Car manufacturers usually specify 5W-20 or 5W-30 oil, though some require 10W-30.
These three ratings cover just about every light-duty vehicle on the road, though this is changing as engines become more precise and fussy about specific types oil.
Full-synthetic Oil: These oils are made for high-tech engines.
- 1 Can you use 5w30 oil instead of 5w40?
- 2 Can I use 10w40 instead of 5w30?
- 3 Can I put any oil in my car?
- 4 Which oil is better 5w30 or 10w30?
- 5 Which brand engine oil is best?
- 6 Should I use 5w30 or 5w40?
- 7 Is 0w40 better than 5w40?
- 8 What 5w 40 oil means?
- 9 What happens if you put 5w30 instead of 10w40?
- 10 What happens if you mix 10w40 with 5w30?
- 11 Will thicker oil damage my engine?
Can you use 5w30 oil instead of 5w40?
If you are racking your brain to choose between 5w30 and 5w40, we recommend you go with 5w30. However, if it is too expensive or not available for use, you can always go with the 5w40, which is just as good and will not cause any damage to the engine parts.
Can I use 10w40 instead of 5w30?
Your vehicle does not use 5W-30 oil. The recommended oil viscosity for your vehicle, according to Kia documentation, is 10W-40. If you drive the vehicle in exceptionally cold weather, well below 32 degrees, you can use 5W-30 oil but even 10W-40 is still perfectly OK to use if outdoor temperatures are below freezing.
Can I put any oil in my car?
You should use synthetic oil if you car manual instructs you to do so but otherwise, it won’t matter too much. Any oil used should be multi-grade, however. But it is worth noting that synthetic oil is generally considered to perform better than its conventional alternative.
Which oil is better 5w30 or 10w30?
When to Use 10w30 vs 5w30
The only difference between these two oils is cold flow ability: a 10w30 oil will move slower than a 5w30 oil during cold startups. At operating temperatures, both oils will have the same viscosity (30) and will flow and protect identically.
Which brand engine oil is best?
5 Best Motor Oil Products of 2019
- Mobil 1 Extended Performance – The Best Full Synthetic.
- Castrol GTX MAGNATEC Full Synthetic Oil – Best 0W-20 Synthetic Oil.
- Royal Purple HMX – The Best High-Mileage.
- Valvoline Premium Conventional – The Best Premium Conventional.
- Castrol GTX Synthetic Blend – The Best Synthetic Blend.
Should I use 5w30 or 5w40?
In fact, the only major difference between 5w30 and 5w40 is the viscosity in warmer temperatures. This makes the 5w30 better suited for colder temperatures and the 5w40 better suited for warmer ones.

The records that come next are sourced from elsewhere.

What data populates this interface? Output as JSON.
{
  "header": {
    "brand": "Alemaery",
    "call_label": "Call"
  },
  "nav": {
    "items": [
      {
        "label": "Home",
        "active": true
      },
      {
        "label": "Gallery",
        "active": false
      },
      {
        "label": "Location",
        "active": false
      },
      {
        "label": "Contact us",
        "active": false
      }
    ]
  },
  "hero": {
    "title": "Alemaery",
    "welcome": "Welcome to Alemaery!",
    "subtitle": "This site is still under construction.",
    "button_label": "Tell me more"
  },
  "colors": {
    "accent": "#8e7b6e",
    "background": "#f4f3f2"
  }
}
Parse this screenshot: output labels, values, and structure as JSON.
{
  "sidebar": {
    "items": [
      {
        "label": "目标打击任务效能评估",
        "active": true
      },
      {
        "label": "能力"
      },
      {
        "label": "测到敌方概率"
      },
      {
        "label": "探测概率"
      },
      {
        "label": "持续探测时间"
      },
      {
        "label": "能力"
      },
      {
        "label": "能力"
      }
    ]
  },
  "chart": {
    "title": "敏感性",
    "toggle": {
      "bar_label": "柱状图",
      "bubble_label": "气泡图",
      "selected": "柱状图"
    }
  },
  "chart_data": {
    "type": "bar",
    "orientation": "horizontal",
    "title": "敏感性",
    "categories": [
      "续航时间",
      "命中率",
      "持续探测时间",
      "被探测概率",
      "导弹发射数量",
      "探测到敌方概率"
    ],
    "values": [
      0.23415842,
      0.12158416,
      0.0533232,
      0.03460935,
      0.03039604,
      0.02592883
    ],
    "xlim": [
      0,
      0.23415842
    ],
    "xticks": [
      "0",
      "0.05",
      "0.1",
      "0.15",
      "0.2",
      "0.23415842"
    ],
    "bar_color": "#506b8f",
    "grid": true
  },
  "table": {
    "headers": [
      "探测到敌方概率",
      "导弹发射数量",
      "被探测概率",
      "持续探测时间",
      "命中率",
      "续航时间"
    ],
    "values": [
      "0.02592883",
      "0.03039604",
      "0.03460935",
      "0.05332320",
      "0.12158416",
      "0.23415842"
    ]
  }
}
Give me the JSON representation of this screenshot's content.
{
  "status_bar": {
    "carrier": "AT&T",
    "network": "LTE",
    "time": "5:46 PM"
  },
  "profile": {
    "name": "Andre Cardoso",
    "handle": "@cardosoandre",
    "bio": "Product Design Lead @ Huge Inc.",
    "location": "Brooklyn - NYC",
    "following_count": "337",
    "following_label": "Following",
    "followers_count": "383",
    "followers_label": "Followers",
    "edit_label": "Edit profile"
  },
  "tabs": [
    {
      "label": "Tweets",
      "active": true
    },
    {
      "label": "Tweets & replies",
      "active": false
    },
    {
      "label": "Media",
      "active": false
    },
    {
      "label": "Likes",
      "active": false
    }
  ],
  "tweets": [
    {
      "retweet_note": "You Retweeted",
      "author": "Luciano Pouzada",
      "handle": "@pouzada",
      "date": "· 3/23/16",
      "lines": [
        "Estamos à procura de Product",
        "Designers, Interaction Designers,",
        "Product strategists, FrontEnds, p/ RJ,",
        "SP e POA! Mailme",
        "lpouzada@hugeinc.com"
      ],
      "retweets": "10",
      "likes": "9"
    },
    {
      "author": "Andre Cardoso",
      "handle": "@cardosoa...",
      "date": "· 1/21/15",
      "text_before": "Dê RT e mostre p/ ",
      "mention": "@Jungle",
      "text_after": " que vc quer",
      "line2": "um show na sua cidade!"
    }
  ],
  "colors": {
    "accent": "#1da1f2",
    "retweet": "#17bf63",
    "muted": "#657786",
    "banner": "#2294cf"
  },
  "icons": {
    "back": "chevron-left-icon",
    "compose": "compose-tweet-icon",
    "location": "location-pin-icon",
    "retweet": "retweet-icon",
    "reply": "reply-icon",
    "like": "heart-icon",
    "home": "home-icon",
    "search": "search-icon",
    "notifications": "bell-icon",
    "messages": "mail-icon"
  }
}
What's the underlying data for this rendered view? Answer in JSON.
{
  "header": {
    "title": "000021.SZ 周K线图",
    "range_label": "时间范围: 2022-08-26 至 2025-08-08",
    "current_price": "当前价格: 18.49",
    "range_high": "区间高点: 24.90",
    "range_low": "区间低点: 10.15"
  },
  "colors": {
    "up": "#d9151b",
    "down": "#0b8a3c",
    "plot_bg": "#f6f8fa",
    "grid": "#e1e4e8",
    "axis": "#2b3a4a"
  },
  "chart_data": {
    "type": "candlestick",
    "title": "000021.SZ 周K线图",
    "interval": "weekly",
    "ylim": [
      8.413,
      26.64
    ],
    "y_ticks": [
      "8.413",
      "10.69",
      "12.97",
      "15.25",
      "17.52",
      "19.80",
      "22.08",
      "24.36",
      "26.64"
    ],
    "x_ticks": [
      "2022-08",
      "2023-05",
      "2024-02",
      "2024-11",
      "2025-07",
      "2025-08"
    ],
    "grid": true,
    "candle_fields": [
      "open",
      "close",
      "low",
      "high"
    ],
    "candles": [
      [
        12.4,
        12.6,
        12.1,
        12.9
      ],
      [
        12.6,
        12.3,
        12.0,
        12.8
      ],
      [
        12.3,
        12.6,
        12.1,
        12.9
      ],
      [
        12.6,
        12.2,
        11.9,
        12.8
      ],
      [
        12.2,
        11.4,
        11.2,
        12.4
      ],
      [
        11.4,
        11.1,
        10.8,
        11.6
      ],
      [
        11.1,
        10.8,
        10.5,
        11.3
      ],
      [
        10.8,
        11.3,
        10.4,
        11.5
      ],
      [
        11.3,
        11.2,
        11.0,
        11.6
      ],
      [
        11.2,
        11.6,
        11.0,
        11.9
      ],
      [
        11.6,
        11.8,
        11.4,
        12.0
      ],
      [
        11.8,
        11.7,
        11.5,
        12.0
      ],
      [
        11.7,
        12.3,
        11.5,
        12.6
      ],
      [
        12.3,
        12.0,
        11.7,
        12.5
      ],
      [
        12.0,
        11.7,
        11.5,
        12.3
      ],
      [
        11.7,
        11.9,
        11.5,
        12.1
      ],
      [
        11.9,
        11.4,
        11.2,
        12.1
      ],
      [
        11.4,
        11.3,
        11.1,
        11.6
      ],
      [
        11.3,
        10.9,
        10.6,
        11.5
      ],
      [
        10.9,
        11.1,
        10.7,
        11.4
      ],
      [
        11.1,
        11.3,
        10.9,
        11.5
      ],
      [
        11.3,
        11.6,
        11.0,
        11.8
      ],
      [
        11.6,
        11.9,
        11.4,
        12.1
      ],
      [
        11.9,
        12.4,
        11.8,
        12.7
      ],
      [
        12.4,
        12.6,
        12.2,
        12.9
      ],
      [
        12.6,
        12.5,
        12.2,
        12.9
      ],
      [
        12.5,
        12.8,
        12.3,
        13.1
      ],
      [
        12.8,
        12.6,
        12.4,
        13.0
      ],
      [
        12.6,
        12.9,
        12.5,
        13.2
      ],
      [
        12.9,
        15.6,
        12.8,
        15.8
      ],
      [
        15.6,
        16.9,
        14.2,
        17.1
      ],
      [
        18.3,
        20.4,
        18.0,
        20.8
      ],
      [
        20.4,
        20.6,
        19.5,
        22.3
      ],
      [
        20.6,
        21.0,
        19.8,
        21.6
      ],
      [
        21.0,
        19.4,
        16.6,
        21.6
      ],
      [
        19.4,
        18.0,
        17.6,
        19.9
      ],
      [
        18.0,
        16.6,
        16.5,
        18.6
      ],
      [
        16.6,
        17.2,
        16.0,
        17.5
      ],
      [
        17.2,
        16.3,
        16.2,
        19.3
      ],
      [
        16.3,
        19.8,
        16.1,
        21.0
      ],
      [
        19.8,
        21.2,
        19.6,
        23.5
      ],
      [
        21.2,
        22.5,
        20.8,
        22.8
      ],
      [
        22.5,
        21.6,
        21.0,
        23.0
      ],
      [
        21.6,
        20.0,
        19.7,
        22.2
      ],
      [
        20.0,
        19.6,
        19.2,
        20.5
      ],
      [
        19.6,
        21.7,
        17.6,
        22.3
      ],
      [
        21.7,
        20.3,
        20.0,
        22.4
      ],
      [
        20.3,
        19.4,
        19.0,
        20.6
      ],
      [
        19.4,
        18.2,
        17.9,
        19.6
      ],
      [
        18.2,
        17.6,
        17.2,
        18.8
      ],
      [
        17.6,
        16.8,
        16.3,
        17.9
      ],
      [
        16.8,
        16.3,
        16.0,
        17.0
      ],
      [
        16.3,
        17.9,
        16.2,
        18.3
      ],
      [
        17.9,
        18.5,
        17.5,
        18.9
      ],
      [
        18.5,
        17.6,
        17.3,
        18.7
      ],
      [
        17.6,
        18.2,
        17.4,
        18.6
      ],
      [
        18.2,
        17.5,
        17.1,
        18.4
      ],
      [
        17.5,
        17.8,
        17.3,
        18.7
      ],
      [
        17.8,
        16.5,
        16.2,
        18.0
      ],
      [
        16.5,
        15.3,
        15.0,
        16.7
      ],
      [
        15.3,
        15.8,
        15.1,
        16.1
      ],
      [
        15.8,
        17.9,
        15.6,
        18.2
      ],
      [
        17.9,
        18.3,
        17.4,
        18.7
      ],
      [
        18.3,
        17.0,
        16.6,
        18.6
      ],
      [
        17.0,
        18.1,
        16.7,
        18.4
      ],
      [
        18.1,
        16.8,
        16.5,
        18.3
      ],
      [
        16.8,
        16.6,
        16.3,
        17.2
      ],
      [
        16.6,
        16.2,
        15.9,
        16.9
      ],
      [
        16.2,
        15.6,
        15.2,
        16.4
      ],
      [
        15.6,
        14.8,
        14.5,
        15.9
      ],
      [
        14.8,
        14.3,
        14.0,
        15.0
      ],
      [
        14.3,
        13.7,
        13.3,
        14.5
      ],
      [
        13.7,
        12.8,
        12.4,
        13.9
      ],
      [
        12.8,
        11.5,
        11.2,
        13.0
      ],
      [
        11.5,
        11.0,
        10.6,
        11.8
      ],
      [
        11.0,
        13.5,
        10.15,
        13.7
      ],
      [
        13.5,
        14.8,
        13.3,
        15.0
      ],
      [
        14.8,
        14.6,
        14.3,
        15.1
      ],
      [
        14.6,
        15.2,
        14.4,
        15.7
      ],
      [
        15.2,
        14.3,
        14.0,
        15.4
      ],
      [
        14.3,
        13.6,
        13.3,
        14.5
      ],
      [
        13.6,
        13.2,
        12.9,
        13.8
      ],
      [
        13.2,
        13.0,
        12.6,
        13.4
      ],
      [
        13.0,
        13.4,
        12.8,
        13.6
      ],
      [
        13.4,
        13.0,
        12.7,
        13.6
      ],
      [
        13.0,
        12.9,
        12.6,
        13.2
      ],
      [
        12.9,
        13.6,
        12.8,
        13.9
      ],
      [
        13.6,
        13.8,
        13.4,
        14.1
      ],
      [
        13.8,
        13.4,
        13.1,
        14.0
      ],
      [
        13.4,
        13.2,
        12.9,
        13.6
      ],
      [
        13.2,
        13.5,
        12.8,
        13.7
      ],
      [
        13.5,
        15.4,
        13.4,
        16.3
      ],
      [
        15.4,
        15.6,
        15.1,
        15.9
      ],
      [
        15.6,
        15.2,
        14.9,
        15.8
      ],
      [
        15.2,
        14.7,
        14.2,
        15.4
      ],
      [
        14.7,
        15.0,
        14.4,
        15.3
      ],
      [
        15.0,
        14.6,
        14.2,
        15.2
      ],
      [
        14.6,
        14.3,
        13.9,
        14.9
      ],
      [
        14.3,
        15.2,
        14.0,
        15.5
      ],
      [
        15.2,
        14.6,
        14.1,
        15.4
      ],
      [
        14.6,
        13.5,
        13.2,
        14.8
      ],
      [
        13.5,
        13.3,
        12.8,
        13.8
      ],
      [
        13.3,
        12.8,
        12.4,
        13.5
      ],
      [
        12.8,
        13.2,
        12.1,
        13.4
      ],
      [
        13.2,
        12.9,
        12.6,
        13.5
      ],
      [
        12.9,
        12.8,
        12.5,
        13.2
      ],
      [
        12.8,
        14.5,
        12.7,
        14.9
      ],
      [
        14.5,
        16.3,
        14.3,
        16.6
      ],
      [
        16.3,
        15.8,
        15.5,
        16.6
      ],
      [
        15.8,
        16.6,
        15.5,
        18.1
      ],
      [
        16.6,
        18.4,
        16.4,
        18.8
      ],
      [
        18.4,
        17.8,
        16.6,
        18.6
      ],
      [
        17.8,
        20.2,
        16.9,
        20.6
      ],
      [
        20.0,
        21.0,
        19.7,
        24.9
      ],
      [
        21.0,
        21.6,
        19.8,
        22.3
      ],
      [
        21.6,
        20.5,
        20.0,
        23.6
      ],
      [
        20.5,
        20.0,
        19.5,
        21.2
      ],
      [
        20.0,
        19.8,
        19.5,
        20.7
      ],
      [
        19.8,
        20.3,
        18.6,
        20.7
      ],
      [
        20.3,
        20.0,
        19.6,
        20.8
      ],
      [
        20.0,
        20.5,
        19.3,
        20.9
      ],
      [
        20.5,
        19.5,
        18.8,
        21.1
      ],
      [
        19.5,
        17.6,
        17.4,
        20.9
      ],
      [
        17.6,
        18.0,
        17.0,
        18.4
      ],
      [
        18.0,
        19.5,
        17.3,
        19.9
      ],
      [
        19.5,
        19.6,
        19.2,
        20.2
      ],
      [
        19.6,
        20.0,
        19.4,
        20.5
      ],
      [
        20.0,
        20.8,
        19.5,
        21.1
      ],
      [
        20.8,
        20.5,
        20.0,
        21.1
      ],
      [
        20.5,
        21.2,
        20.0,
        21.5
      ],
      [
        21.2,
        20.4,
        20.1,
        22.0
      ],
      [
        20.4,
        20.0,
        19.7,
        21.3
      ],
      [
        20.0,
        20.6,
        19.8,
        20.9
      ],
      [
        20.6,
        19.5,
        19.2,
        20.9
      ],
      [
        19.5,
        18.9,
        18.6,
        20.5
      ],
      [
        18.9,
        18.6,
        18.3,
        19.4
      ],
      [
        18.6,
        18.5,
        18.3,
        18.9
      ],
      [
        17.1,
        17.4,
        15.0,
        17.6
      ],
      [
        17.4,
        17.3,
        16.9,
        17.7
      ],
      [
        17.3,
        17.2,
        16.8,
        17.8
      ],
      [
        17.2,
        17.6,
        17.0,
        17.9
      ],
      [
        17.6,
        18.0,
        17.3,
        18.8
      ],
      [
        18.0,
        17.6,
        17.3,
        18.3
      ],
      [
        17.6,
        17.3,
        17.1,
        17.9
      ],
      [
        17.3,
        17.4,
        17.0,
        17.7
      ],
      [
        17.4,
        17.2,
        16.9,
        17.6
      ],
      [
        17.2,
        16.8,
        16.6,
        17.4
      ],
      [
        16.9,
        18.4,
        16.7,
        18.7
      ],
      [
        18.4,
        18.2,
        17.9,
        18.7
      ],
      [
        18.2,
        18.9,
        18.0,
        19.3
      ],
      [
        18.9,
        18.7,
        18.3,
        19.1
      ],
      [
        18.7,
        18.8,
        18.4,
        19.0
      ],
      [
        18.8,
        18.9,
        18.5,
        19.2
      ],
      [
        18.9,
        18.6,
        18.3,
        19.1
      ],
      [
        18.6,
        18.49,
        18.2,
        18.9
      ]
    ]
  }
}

Is 0w40 better than 5w40?
Well, for a start, we can see that they have the same viscosity when heated to normal engine operating temperatures so that won’t set them apart. If you live in a part of the country that sees very cold winters then 0W40 is likely a better choice for your engine than 5W40.
What 5w 40 oil means?
The two numbers in the 5W-40 indicate the weight or viscosity of the engine oil as tested by SAE. Viscosity is defined as a fluid’s resistance to flow: The higher the number, the higher the fluid’s resistance to flow, or the thicker the fluid. The “W” indicates that the first number is the “cold” or “winter” rating.
What happens if you put 5w30 instead of 10w40?
The ‘w’ means winter, implying the viscosity at which the oil will flow when the car is starting or at low temperatures. The 5w30 oil will flow better at low temperatures than the 10w40 oil. At high temperatures, the 5w30 oil is thinner than that of 10w40 since 30 is lower than 40.
What happens if you mix 10w40 with 5w30?
“If you mix viscosity grades such as a 5W30 low-viscosity oil and a 10W40 higher-viscosity oil, it is reasonable to expect that the resulting product will have viscosity characteristics which are thicker than the 5W30, but thinner than the 10W40.
Will thicker oil damage my engine?
Higher parts temperatures, more wear. Too thick or too thin oils can both be bad for engines, but damage is neither immediate nor catastrophic; it just reduces overall engine life. Always use the oil recommended by the engine manufacturer.
Photo in the article by “Pixabay”